------ The data ------
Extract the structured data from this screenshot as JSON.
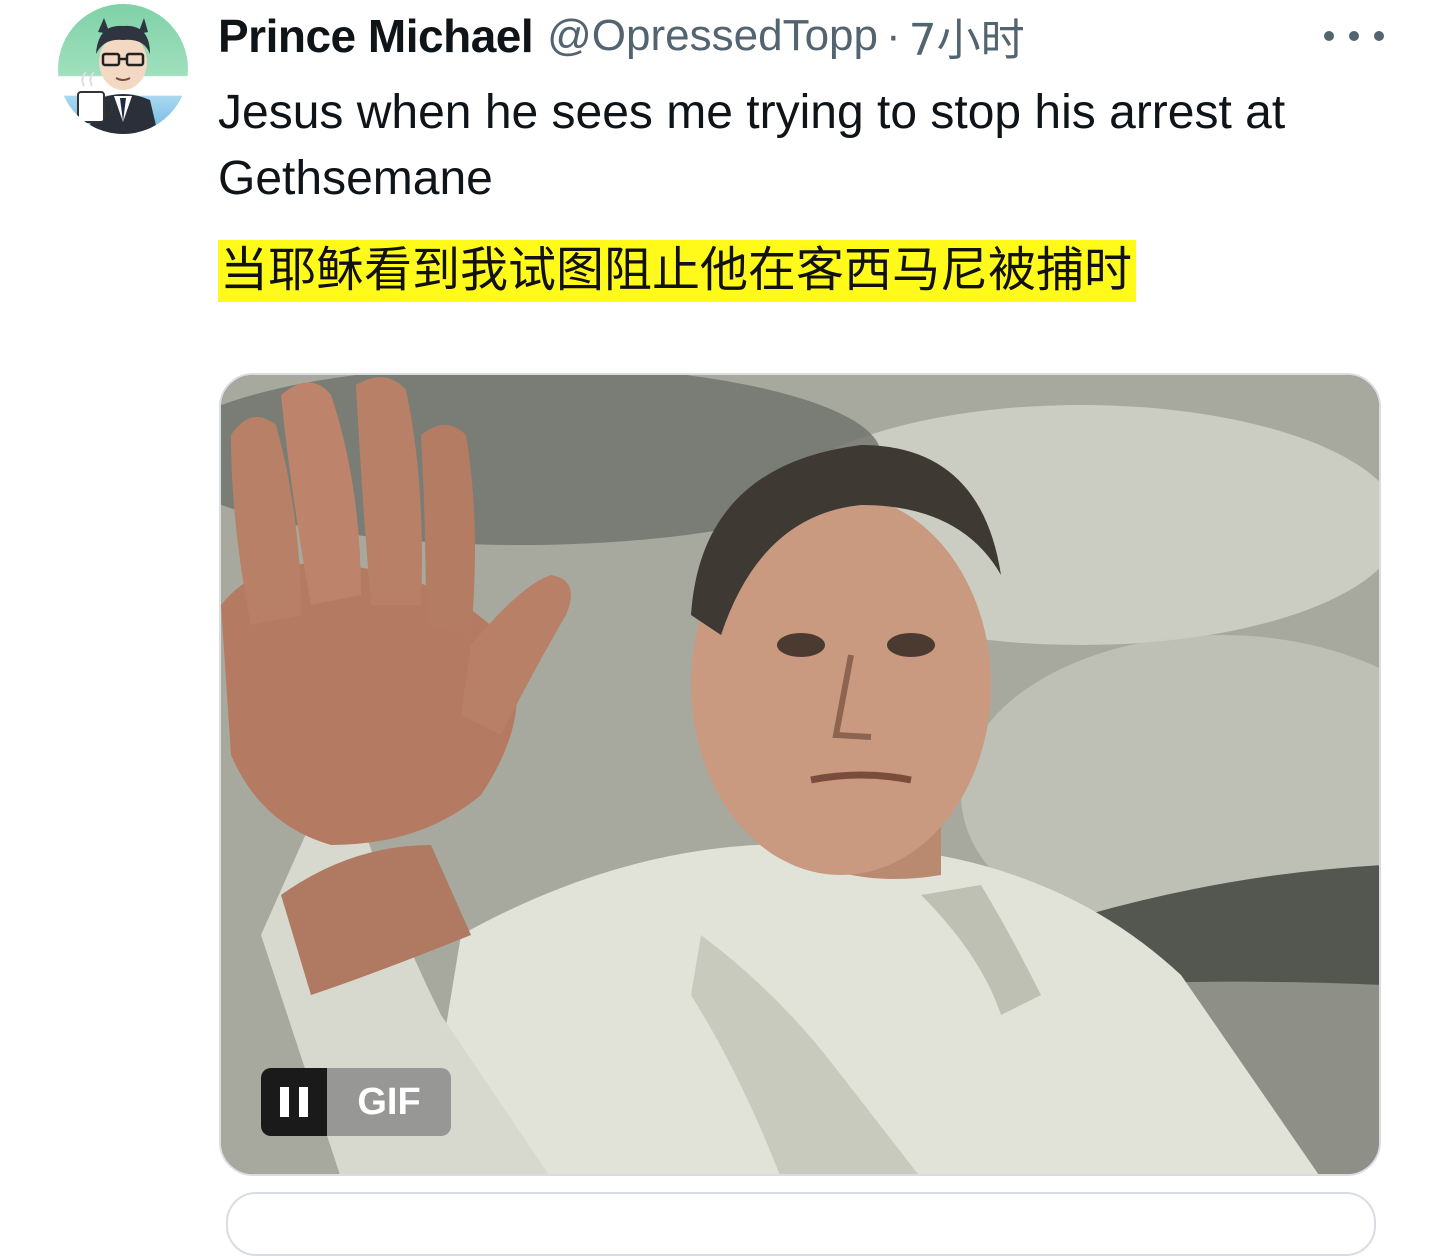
{
  "author": {
    "display_name": "Prince Michael",
    "handle": "@OpressedTopp",
    "separator": "·",
    "time": "7小时",
    "avatar_icon": "avatar-illustration"
  },
  "menu_icon": "more-horizontal-icon",
  "tweet": {
    "text": "Jesus when he sees me trying to stop his arrest at Gethsemane",
    "translation": "当耶稣看到我试图阻止他在客西马尼被捕时",
    "translation_highlight": "#fffa1a"
  },
  "media": {
    "type": "gif",
    "badge_label": "GIF",
    "pause_icon": "pause-icon"
  },
  "colors": {
    "text_primary": "#0f1419",
    "text_secondary": "#536471",
    "border": "#d9dde1"
  }
}
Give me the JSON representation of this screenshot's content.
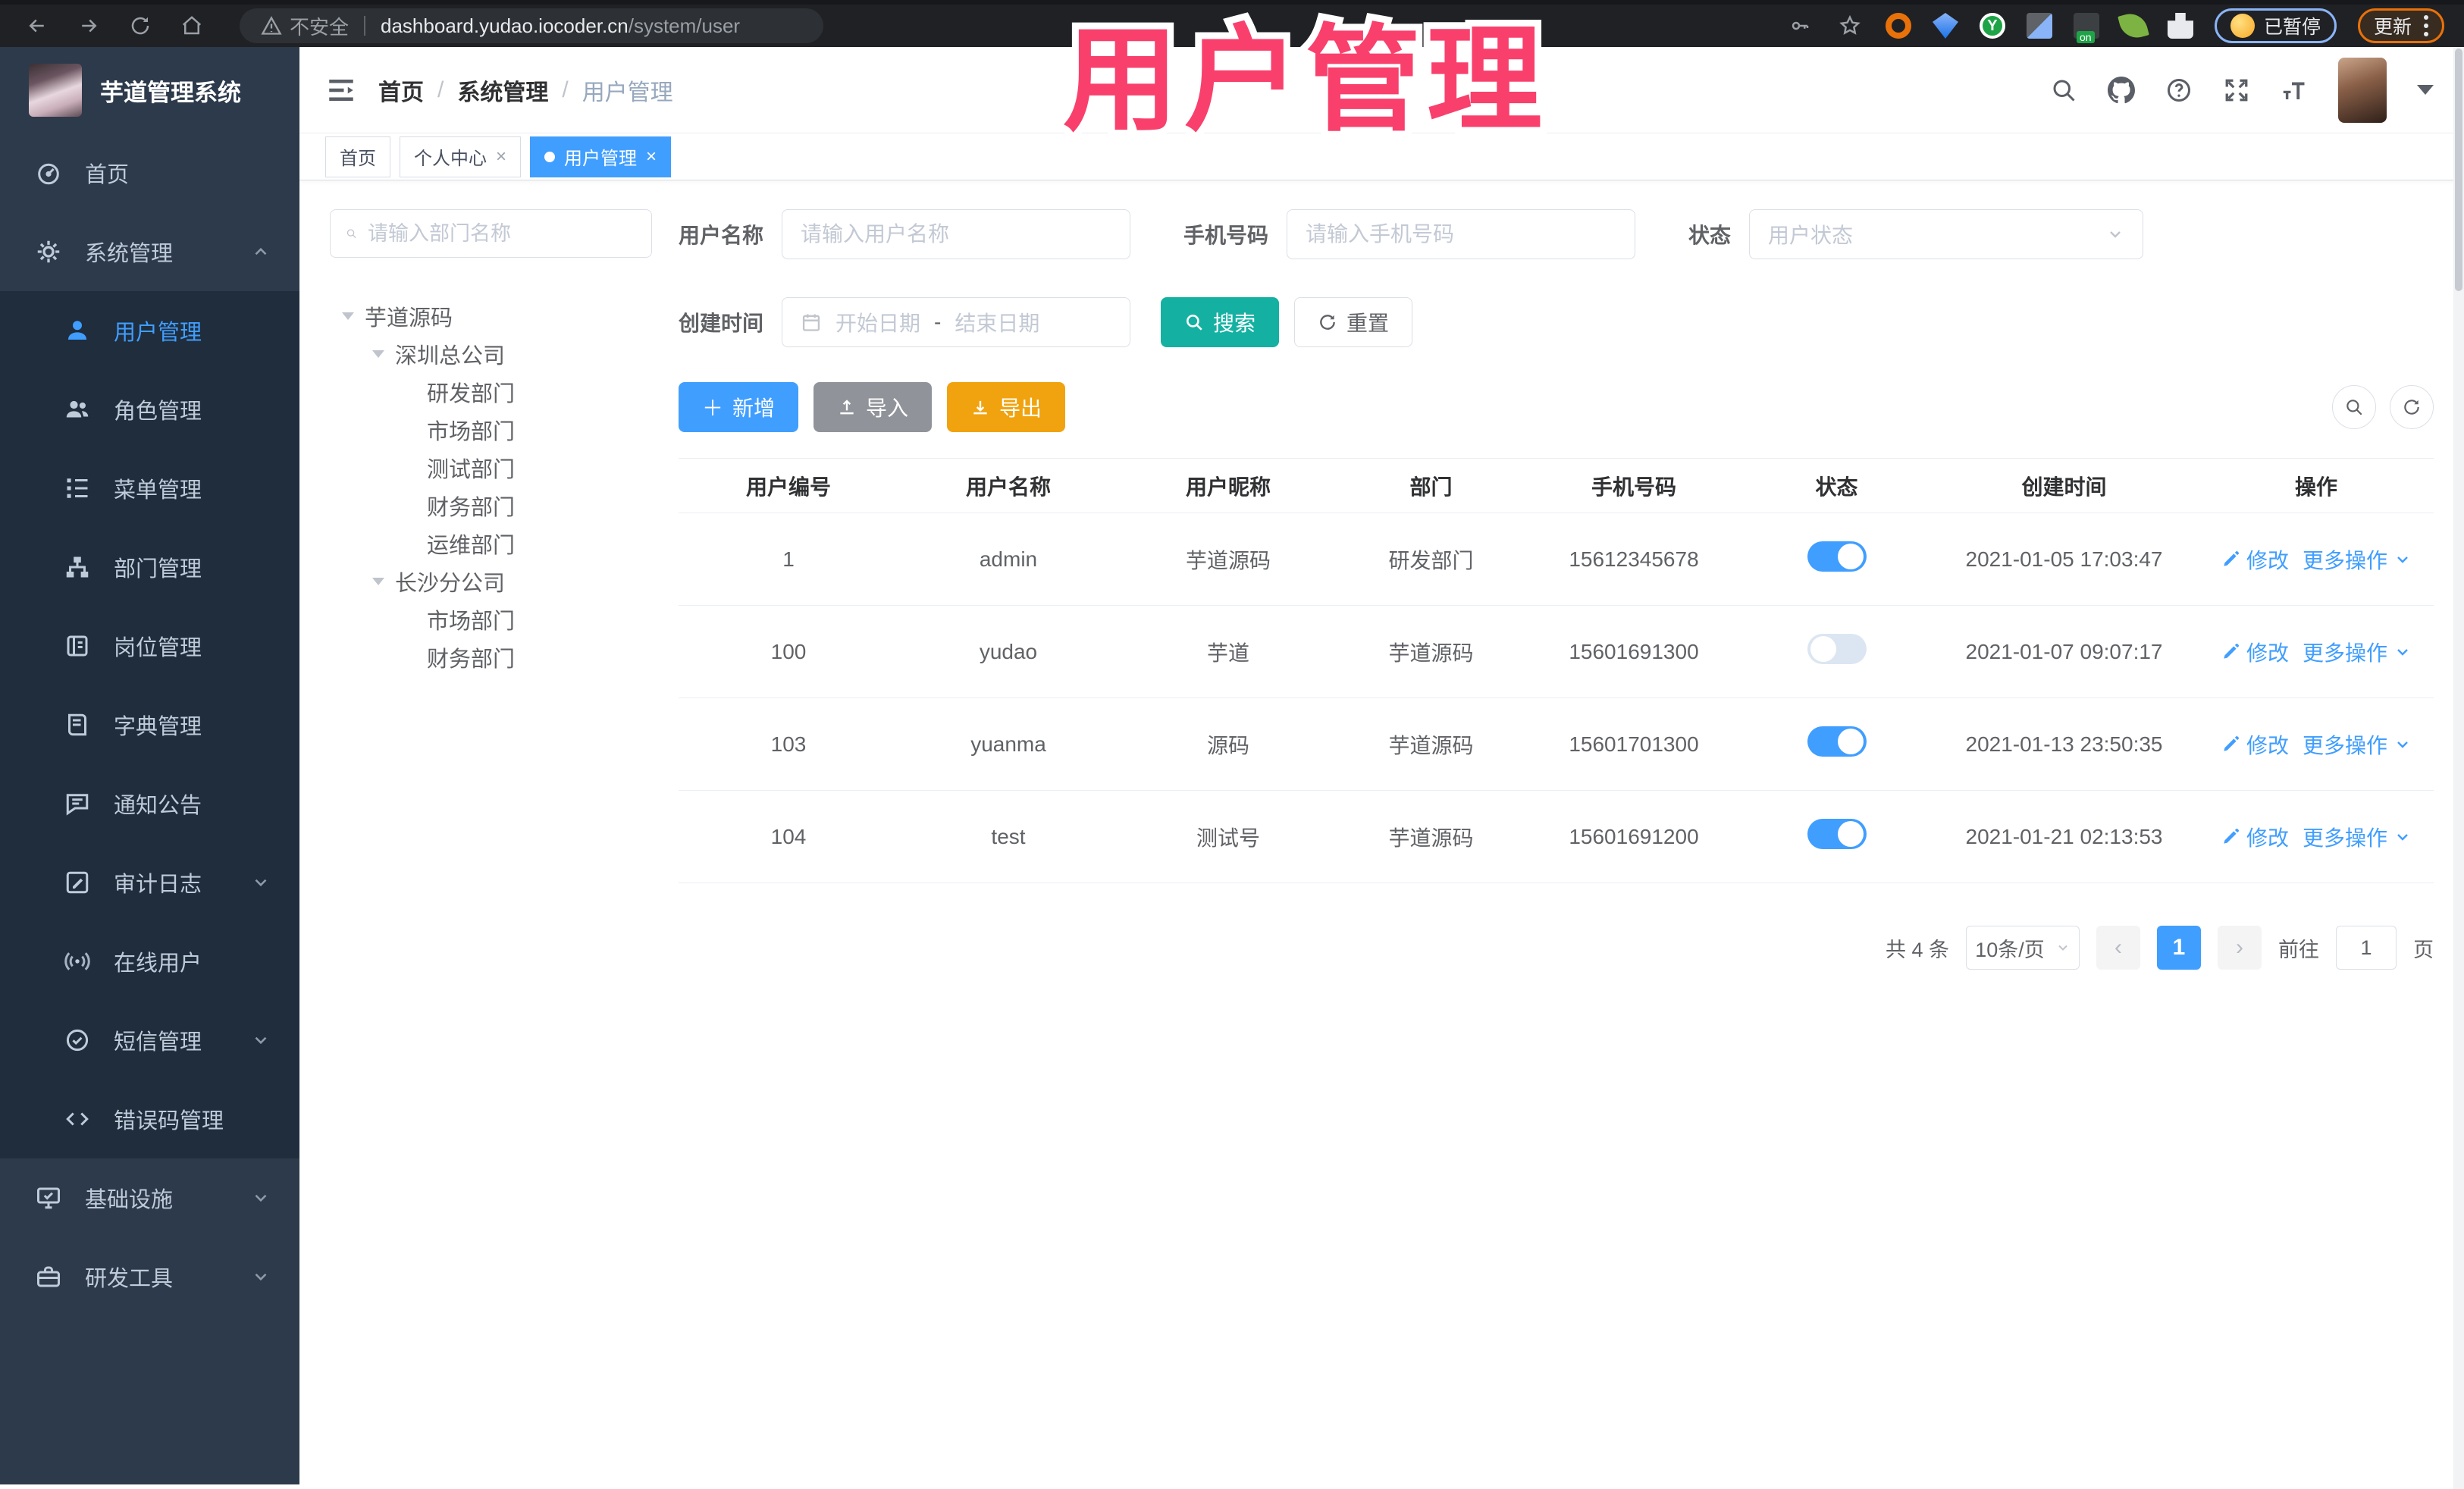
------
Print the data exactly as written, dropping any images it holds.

Extract the structured data from this screenshot as JSON.
{
  "author": {
    "display_name": "Prince Michael",
    "handle": "@OpressedTopp",
    "separator": "·",
    "time": "7小时",
    "avatar_icon": "avatar-illustration"
  },
  "menu_icon": "more-horizontal-icon",
  "tweet": {
    "text": "Jesus when he sees me trying to stop his arrest at Gethsemane",
    "translation": "当耶稣看到我试图阻止他在客西马尼被捕时",
    "translation_highlight": "#fffa1a"
  },
  "media": {
    "type": "gif",
    "badge_label": "GIF",
    "pause_icon": "pause-icon"
  },
  "colors": {
    "text_primary": "#0f1419",
    "text_secondary": "#536471",
    "border": "#d9dde1"
  }
}
Give me the JSON representation of this screenshot's content.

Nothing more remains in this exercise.